* [Assignment] Each line below should be repeated exactly, but no picture should be carried over.

(Dataset rows for apps and sites)
• • •
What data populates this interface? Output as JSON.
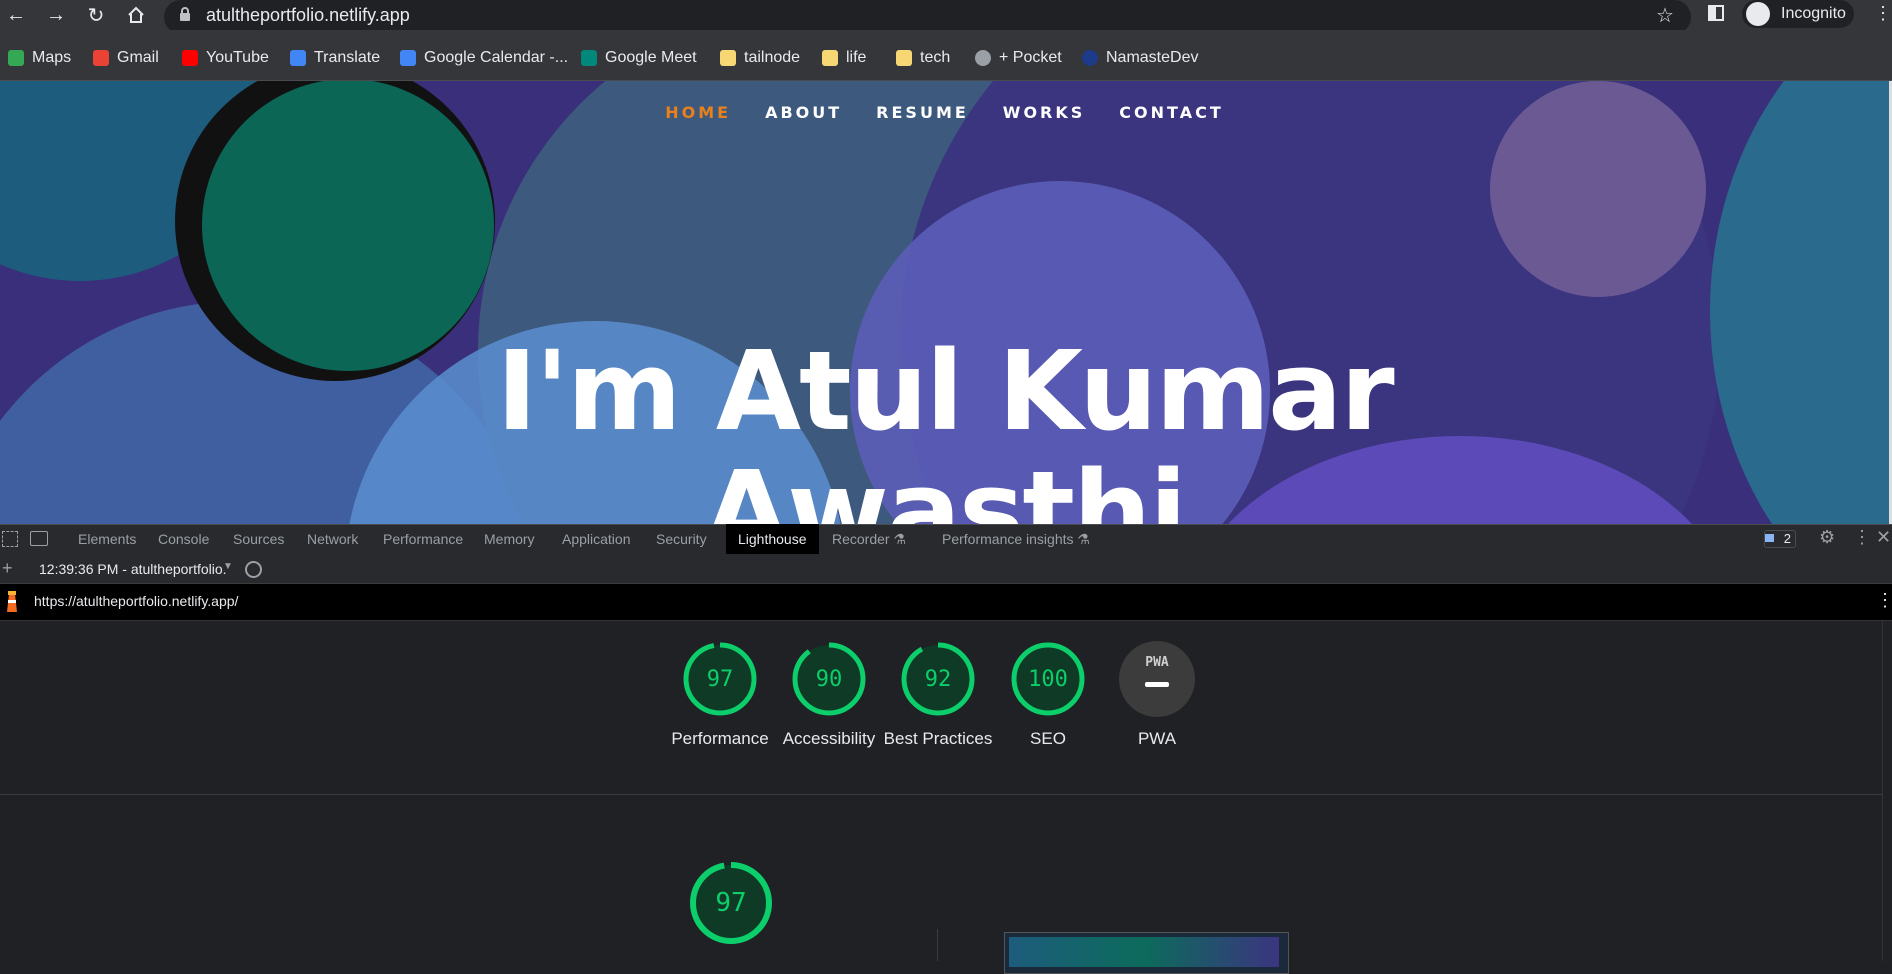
{
  "browser": {
    "url": "atultheportfolio.netlify.app",
    "profile_label": "Incognito"
  },
  "bookmarks": [
    {
      "label": "Maps",
      "icon": "maps-icon",
      "color": "#34a853"
    },
    {
      "label": "Gmail",
      "icon": "gmail-icon",
      "color": "#ea4335"
    },
    {
      "label": "YouTube",
      "icon": "youtube-icon",
      "color": "#ff0000"
    },
    {
      "label": "Translate",
      "icon": "translate-icon",
      "color": "#4285f4"
    },
    {
      "label": "Google Calendar -...",
      "icon": "calendar-icon",
      "color": "#4285f4",
      "badge": "27"
    },
    {
      "label": "Google Meet",
      "icon": "meet-icon",
      "color": "#00897b"
    },
    {
      "label": "tailnode",
      "icon": "folder-icon",
      "color": "#f7d774"
    },
    {
      "label": "life",
      "icon": "folder-icon",
      "color": "#f7d774"
    },
    {
      "label": "tech",
      "icon": "folder-icon",
      "color": "#f7d774"
    },
    {
      "label": "+ Pocket",
      "icon": "globe-icon",
      "color": "#9aa0a6"
    },
    {
      "label": "NamasteDev",
      "icon": "namastedev-icon",
      "color": "#1e3a8a"
    }
  ],
  "site": {
    "nav": [
      "HOME",
      "ABOUT",
      "RESUME",
      "WORKS",
      "CONTACT"
    ],
    "active_nav": "HOME",
    "hero_line1": "I'm Atul Kumar",
    "hero_line2": "Awasthi",
    "accent": "#e9801c"
  },
  "devtools": {
    "tabs": [
      "Elements",
      "Console",
      "Sources",
      "Network",
      "Performance",
      "Memory",
      "Application",
      "Security",
      "Lighthouse",
      "Recorder",
      "Performance insights"
    ],
    "active_tab": "Lighthouse",
    "issues_count": "2",
    "report_selector": "12:39:36 PM - atultheportfolio.",
    "report_url": "https://atultheportfolio.netlify.app/"
  },
  "lighthouse": {
    "scores": [
      {
        "label": "Performance",
        "value": "97",
        "fraction": 0.97
      },
      {
        "label": "Accessibility",
        "value": "90",
        "fraction": 0.9
      },
      {
        "label": "Best Practices",
        "value": "92",
        "fraction": 0.92
      },
      {
        "label": "SEO",
        "value": "100",
        "fraction": 1.0
      },
      {
        "label": "PWA",
        "value": "PWA",
        "fraction": 0
      }
    ],
    "main_score": {
      "value": "97",
      "fraction": 0.97
    },
    "pass_color": "#0cce6b"
  }
}
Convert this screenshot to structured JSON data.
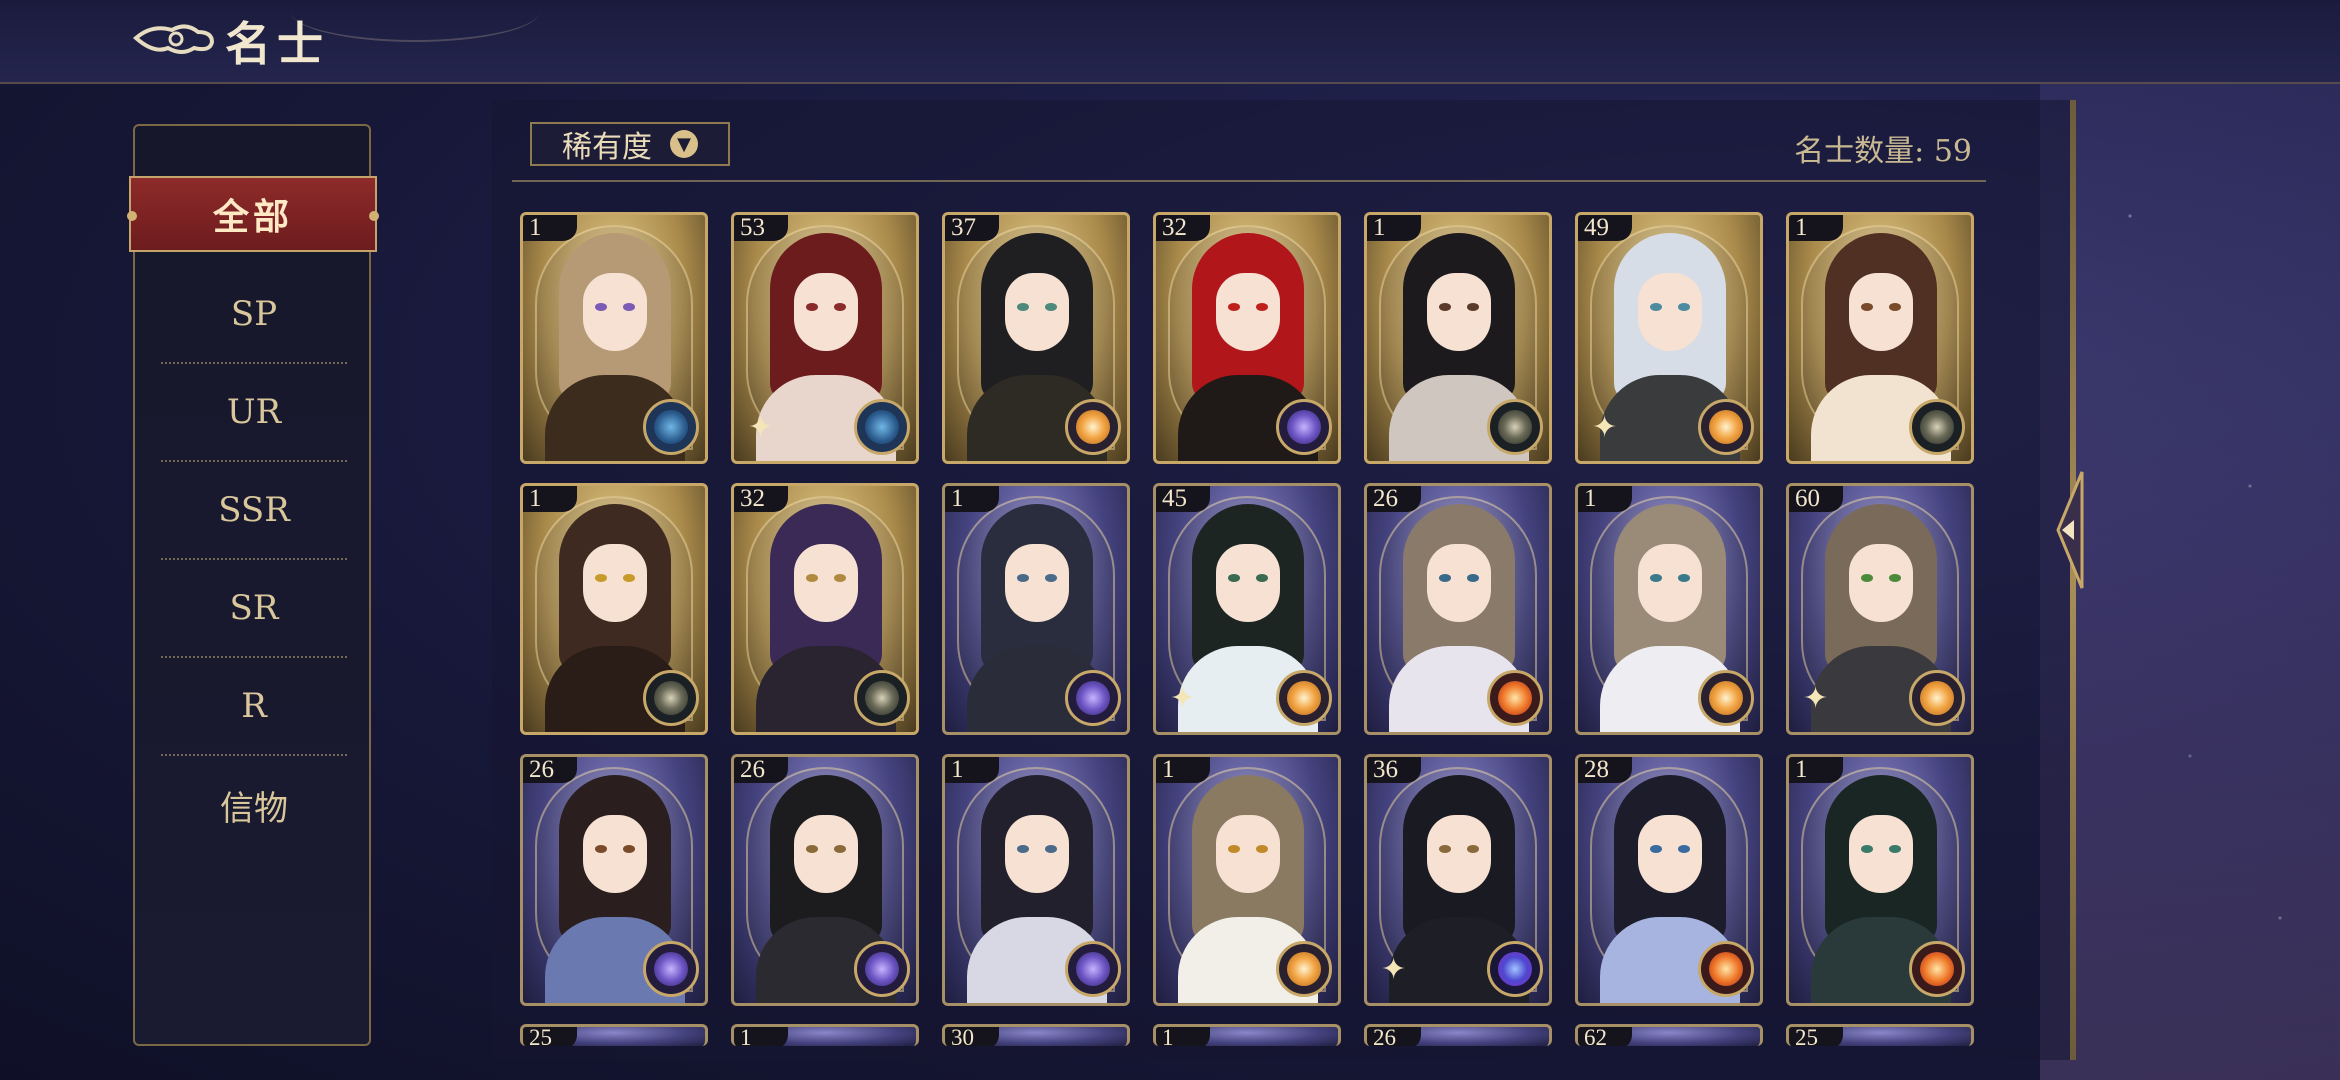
{
  "header": {
    "title": "名士",
    "back_icon": "cloud-back-icon"
  },
  "filters": {
    "active": "全部",
    "items": [
      {
        "label": "SP"
      },
      {
        "label": "UR"
      },
      {
        "label": "SSR"
      },
      {
        "label": "SR"
      },
      {
        "label": "R"
      },
      {
        "label": "信物"
      }
    ]
  },
  "sort": {
    "label": "稀有度",
    "icon": "chevron-down-icon"
  },
  "count": {
    "label": "名士数量: 59"
  },
  "colors": {
    "gold_frame": "#c7a868",
    "active_tab": "#8e2a2a",
    "panel": "#17172c"
  },
  "cards": [
    {
      "level": "1",
      "bg": "gold",
      "hair": "#b59a75",
      "eye": "#7b5bb5",
      "outfit": "#3b2c1d",
      "element": "blue",
      "sparkle": ""
    },
    {
      "level": "53",
      "bg": "gold",
      "hair": "#6c1c1c",
      "eye": "#8a2a2a",
      "outfit": "#e8d6cc",
      "element": "blue",
      "sparkle": "✦"
    },
    {
      "level": "37",
      "bg": "gold",
      "hair": "#1f1f22",
      "eye": "#4e8a7c",
      "outfit": "#2e2a24",
      "element": "orange",
      "sparkle": ""
    },
    {
      "level": "32",
      "bg": "gold",
      "hair": "#b0161a",
      "eye": "#c0201c",
      "outfit": "#1f1a18",
      "element": "violet",
      "sparkle": ""
    },
    {
      "level": "1",
      "bg": "gold",
      "hair": "#1c1a1d",
      "eye": "#5a3b2a",
      "outfit": "#cfc6c0",
      "element": "dark",
      "sparkle": ""
    },
    {
      "level": "49",
      "bg": "gold",
      "hair": "#d7dde6",
      "eye": "#4e8aa0",
      "outfit": "#3a3b3d",
      "element": "orange",
      "sparkle": "✦"
    },
    {
      "level": "1",
      "bg": "gold",
      "hair": "#4f3023",
      "eye": "#7a4b2a",
      "outfit": "#f2e3d0",
      "element": "dark",
      "sparkle": ""
    },
    {
      "level": "1",
      "bg": "gold",
      "hair": "#3e2a20",
      "eye": "#c79b2a",
      "outfit": "#2a1c17",
      "element": "dark",
      "sparkle": ""
    },
    {
      "level": "32",
      "bg": "gold",
      "hair": "#3a2a55",
      "eye": "#b08a40",
      "outfit": "#2a2430",
      "element": "dark",
      "sparkle": ""
    },
    {
      "level": "1",
      "bg": "purple",
      "hair": "#2a2d3d",
      "eye": "#4a6a8a",
      "outfit": "#2a2c3a",
      "element": "violet",
      "sparkle": ""
    },
    {
      "level": "45",
      "bg": "purple",
      "hair": "#1c2522",
      "eye": "#3a6a52",
      "outfit": "#e6eef2",
      "element": "orange",
      "sparkle": "✦"
    },
    {
      "level": "26",
      "bg": "purple",
      "hair": "#8a7a6a",
      "eye": "#3a6a8a",
      "outfit": "#e8e4ee",
      "element": "red",
      "sparkle": ""
    },
    {
      "level": "1",
      "bg": "purple",
      "hair": "#9a8a78",
      "eye": "#3a7a8a",
      "outfit": "#eeeef2",
      "element": "orange",
      "sparkle": ""
    },
    {
      "level": "60",
      "bg": "purple",
      "hair": "#7a6a5a",
      "eye": "#4a8a3a",
      "outfit": "#3a3a3e",
      "element": "orange",
      "sparkle": "✦"
    },
    {
      "level": "26",
      "bg": "purple",
      "hair": "#2a1e1e",
      "eye": "#7a4a2a",
      "outfit": "#6a7ab0",
      "element": "violet",
      "sparkle": ""
    },
    {
      "level": "26",
      "bg": "purple",
      "hair": "#1c1c1e",
      "eye": "#8a6a3a",
      "outfit": "#2a2a30",
      "element": "violet",
      "sparkle": ""
    },
    {
      "level": "1",
      "bg": "purple",
      "hair": "#22202c",
      "eye": "#4a6a8a",
      "outfit": "#d8d8e4",
      "element": "violet",
      "sparkle": ""
    },
    {
      "level": "1",
      "bg": "purple",
      "hair": "#8a7a62",
      "eye": "#c08a2a",
      "outfit": "#f2eee8",
      "element": "orange",
      "sparkle": ""
    },
    {
      "level": "36",
      "bg": "purple",
      "hair": "#1a1a22",
      "eye": "#8a6a3a",
      "outfit": "#1e1e26",
      "element": "cosmic",
      "sparkle": "✦"
    },
    {
      "level": "28",
      "bg": "purple",
      "hair": "#1c1c2a",
      "eye": "#3a6aa0",
      "outfit": "#a8b4e0",
      "element": "red",
      "sparkle": ""
    },
    {
      "level": "1",
      "bg": "purple",
      "hair": "#1a2624",
      "eye": "#3a7a6a",
      "outfit": "#2a3a3a",
      "element": "red",
      "sparkle": ""
    }
  ],
  "next_row": [
    {
      "level": "25"
    },
    {
      "level": "1"
    },
    {
      "level": "30"
    },
    {
      "level": "1"
    },
    {
      "level": "26"
    },
    {
      "level": "62"
    },
    {
      "level": "25"
    }
  ]
}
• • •
* [Task output]
What data populates this interface? Output as JSON.
{
  "browser": {
    "url": "atultheportfolio.netlify.app",
    "profile_label": "Incognito"
  },
  "bookmarks": [
    {
      "label": "Maps",
      "icon": "maps-icon",
      "color": "#34a853"
    },
    {
      "label": "Gmail",
      "icon": "gmail-icon",
      "color": "#ea4335"
    },
    {
      "label": "YouTube",
      "icon": "youtube-icon",
      "color": "#ff0000"
    },
    {
      "label": "Translate",
      "icon": "translate-icon",
      "color": "#4285f4"
    },
    {
      "label": "Google Calendar -...",
      "icon": "calendar-icon",
      "color": "#4285f4",
      "badge": "27"
    },
    {
      "label": "Google Meet",
      "icon": "meet-icon",
      "color": "#00897b"
    },
    {
      "label": "tailnode",
      "icon": "folder-icon",
      "color": "#f7d774"
    },
    {
      "label": "life",
      "icon": "folder-icon",
      "color": "#f7d774"
    },
    {
      "label": "tech",
      "icon": "folder-icon",
      "color": "#f7d774"
    },
    {
      "label": "+ Pocket",
      "icon": "globe-icon",
      "color": "#9aa0a6"
    },
    {
      "label": "NamasteDev",
      "icon": "namastedev-icon",
      "color": "#1e3a8a"
    }
  ],
  "site": {
    "nav": [
      "HOME",
      "ABOUT",
      "RESUME",
      "WORKS",
      "CONTACT"
    ],
    "active_nav": "HOME",
    "hero_line1": "I'm Atul Kumar",
    "hero_line2": "Awasthi",
    "accent": "#e9801c"
  },
  "devtools": {
    "tabs": [
      "Elements",
      "Console",
      "Sources",
      "Network",
      "Performance",
      "Memory",
      "Application",
      "Security",
      "Lighthouse",
      "Recorder",
      "Performance insights"
    ],
    "active_tab": "Lighthouse",
    "issues_count": "2",
    "report_selector": "12:39:36 PM - atultheportfolio.",
    "report_url": "https://atultheportfolio.netlify.app/"
  },
  "lighthouse": {
    "scores": [
      {
        "label": "Performance",
        "value": "97",
        "fraction": 0.97
      },
      {
        "label": "Accessibility",
        "value": "90",
        "fraction": 0.9
      },
      {
        "label": "Best Practices",
        "value": "92",
        "fraction": 0.92
      },
      {
        "label": "SEO",
        "value": "100",
        "fraction": 1.0
      },
      {
        "label": "PWA",
        "value": "PWA",
        "fraction": 0
      }
    ],
    "main_score": {
      "value": "97",
      "fraction": 0.97
    },
    "pass_color": "#0cce6b"
  }
}
Convert this screenshot to structured JSON data.
{
  "header": {
    "title": "名士",
    "back_icon": "cloud-back-icon"
  },
  "filters": {
    "active": "全部",
    "items": [
      {
        "label": "SP"
      },
      {
        "label": "UR"
      },
      {
        "label": "SSR"
      },
      {
        "label": "SR"
      },
      {
        "label": "R"
      },
      {
        "label": "信物"
      }
    ]
  },
  "sort": {
    "label": "稀有度",
    "icon": "chevron-down-icon"
  },
  "count": {
    "label": "名士数量: 59"
  },
  "colors": {
    "gold_frame": "#c7a868",
    "active_tab": "#8e2a2a",
    "panel": "#17172c"
  },
  "cards": [
    {
      "level": "1",
      "bg": "gold",
      "hair": "#b59a75",
      "eye": "#7b5bb5",
      "outfit": "#3b2c1d",
      "element": "blue",
      "sparkle": ""
    },
    {
      "level": "53",
      "bg": "gold",
      "hair": "#6c1c1c",
      "eye": "#8a2a2a",
      "outfit": "#e8d6cc",
      "element": "blue",
      "sparkle": "✦"
    },
    {
      "level": "37",
      "bg": "gold",
      "hair": "#1f1f22",
      "eye": "#4e8a7c",
      "outfit": "#2e2a24",
      "element": "orange",
      "sparkle": ""
    },
    {
      "level": "32",
      "bg": "gold",
      "hair": "#b0161a",
      "eye": "#c0201c",
      "outfit": "#1f1a18",
      "element": "violet",
      "sparkle": ""
    },
    {
      "level": "1",
      "bg": "gold",
      "hair": "#1c1a1d",
      "eye": "#5a3b2a",
      "outfit": "#cfc6c0",
      "element": "dark",
      "sparkle": ""
    },
    {
      "level": "49",
      "bg": "gold",
      "hair": "#d7dde6",
      "eye": "#4e8aa0",
      "outfit": "#3a3b3d",
      "element": "orange",
      "sparkle": "✦"
    },
    {
      "level": "1",
      "bg": "gold",
      "hair": "#4f3023",
      "eye": "#7a4b2a",
      "outfit": "#f2e3d0",
      "element": "dark",
      "sparkle": ""
    },
    {
      "level": "1",
      "bg": "gold",
      "hair": "#3e2a20",
      "eye": "#c79b2a",
      "outfit": "#2a1c17",
      "element": "dark",
      "sparkle": ""
    },
    {
      "level": "32",
      "bg": "gold",
      "hair": "#3a2a55",
      "eye": "#b08a40",
      "outfit": "#2a2430",
      "element": "dark",
      "sparkle": ""
    },
    {
      "level": "1",
      "bg": "purple",
      "hair": "#2a2d3d",
      "eye": "#4a6a8a",
      "outfit": "#2a2c3a",
      "element": "violet",
      "sparkle": ""
    },
    {
      "level": "45",
      "bg": "purple",
      "hair": "#1c2522",
      "eye": "#3a6a52",
      "outfit": "#e6eef2",
      "element": "orange",
      "sparkle": "✦"
    },
    {
      "level": "26",
      "bg": "purple",
      "hair": "#8a7a6a",
      "eye": "#3a6a8a",
      "outfit": "#e8e4ee",
      "element": "red",
      "sparkle": ""
    },
    {
      "level": "1",
      "bg": "purple",
      "hair": "#9a8a78",
      "eye": "#3a7a8a",
      "outfit": "#eeeef2",
      "element": "orange",
      "sparkle": ""
    },
    {
      "level": "60",
      "bg": "purple",
      "hair": "#7a6a5a",
      "eye": "#4a8a3a",
      "outfit": "#3a3a3e",
      "element": "orange",
      "sparkle": "✦"
    },
    {
      "level": "26",
      "bg": "purple",
      "hair": "#2a1e1e",
      "eye": "#7a4a2a",
      "outfit": "#6a7ab0",
      "element": "violet",
      "sparkle": ""
    },
    {
      "level": "26",
      "bg": "purple",
      "hair": "#1c1c1e",
      "eye": "#8a6a3a",
      "outfit": "#2a2a30",
      "element": "violet",
      "sparkle": ""
    },
    {
      "level": "1",
      "bg": "purple",
      "hair": "#22202c",
      "eye": "#4a6a8a",
      "outfit": "#d8d8e4",
      "element": "violet",
      "sparkle": ""
    },
    {
      "level": "1",
      "bg": "purple",
      "hair": "#8a7a62",
      "eye": "#c08a2a",
      "outfit": "#f2eee8",
      "element": "orange",
      "sparkle": ""
    },
    {
      "level": "36",
      "bg": "purple",
      "hair": "#1a1a22",
      "eye": "#8a6a3a",
      "outfit": "#1e1e26",
      "element": "cosmic",
      "sparkle": "✦"
    },
    {
      "level": "28",
      "bg": "purple",
      "hair": "#1c1c2a",
      "eye": "#3a6aa0",
      "outfit": "#a8b4e0",
      "element": "red",
      "sparkle": ""
    },
    {
      "level": "1",
      "bg": "purple",
      "hair": "#1a2624",
      "eye": "#3a7a6a",
      "outfit": "#2a3a3a",
      "element": "red",
      "sparkle": ""
    }
  ],
  "next_row": [
    {
      "level": "25"
    },
    {
      "level": "1"
    },
    {
      "level": "30"
    },
    {
      "level": "1"
    },
    {
      "level": "26"
    },
    {
      "level": "62"
    },
    {
      "level": "25"
    }
  ]
}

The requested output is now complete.